AVAILABLE DATA: Begin
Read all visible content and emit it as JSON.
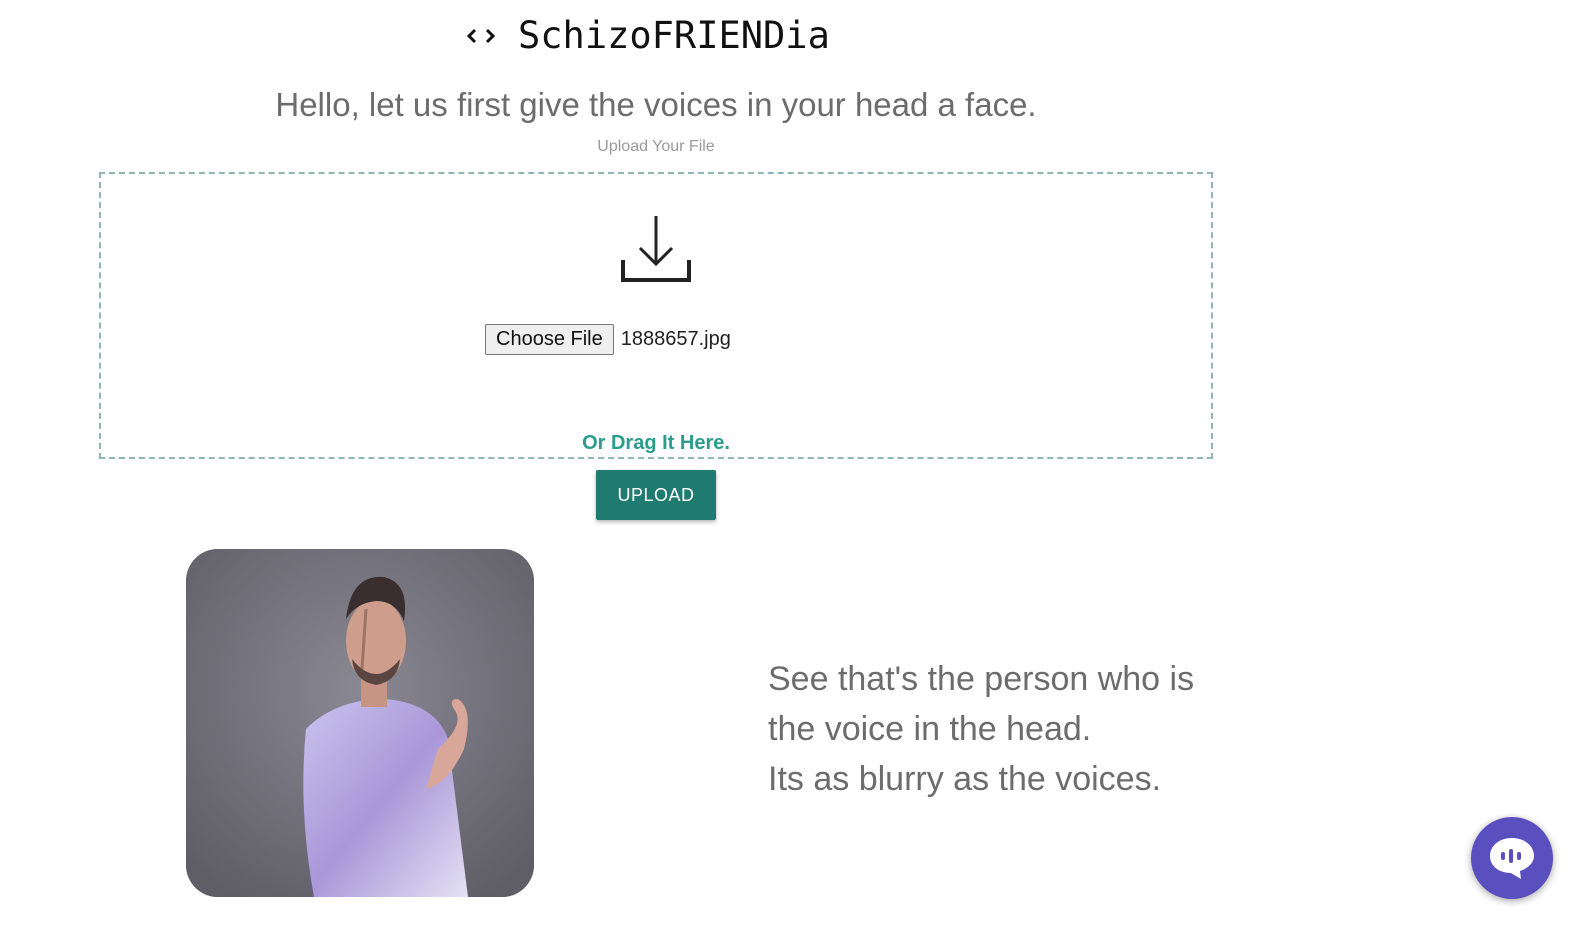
{
  "header": {
    "icon": "code-brackets-icon",
    "title": "SchizoFRIENDia"
  },
  "greeting": "Hello, let us first give the voices in your head a face.",
  "upload": {
    "caption": "Upload Your File",
    "icon": "download-icon",
    "choose_label": "Choose File",
    "file_name": "1888657.jpg",
    "drag_hint": "Or Drag It Here.",
    "submit_label": "UPLOAD"
  },
  "result": {
    "lines": [
      "See that's the person who is",
      "the voice in the head.",
      "Its as blurry as the voices."
    ]
  },
  "chat": {
    "icon": "chat-bubble-icon"
  },
  "colors": {
    "accent": "#1f7a70",
    "drag_text": "#2a9d8f",
    "chat_fab": "#5a4fbf",
    "dropzone_border": "#8fb5b4"
  }
}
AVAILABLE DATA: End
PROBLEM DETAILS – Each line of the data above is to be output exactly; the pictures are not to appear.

RESULT OF THE EXERCISE –
Read all visible content and emit it as JSON.
{
  "header": {
    "icon": "code-brackets-icon",
    "title": "SchizoFRIENDia"
  },
  "greeting": "Hello, let us first give the voices in your head a face.",
  "upload": {
    "caption": "Upload Your File",
    "icon": "download-icon",
    "choose_label": "Choose File",
    "file_name": "1888657.jpg",
    "drag_hint": "Or Drag It Here.",
    "submit_label": "UPLOAD"
  },
  "result": {
    "lines": [
      "See that's the person who is",
      "the voice in the head.",
      "Its as blurry as the voices."
    ]
  },
  "chat": {
    "icon": "chat-bubble-icon"
  },
  "colors": {
    "accent": "#1f7a70",
    "drag_text": "#2a9d8f",
    "chat_fab": "#5a4fbf",
    "dropzone_border": "#8fb5b4"
  }
}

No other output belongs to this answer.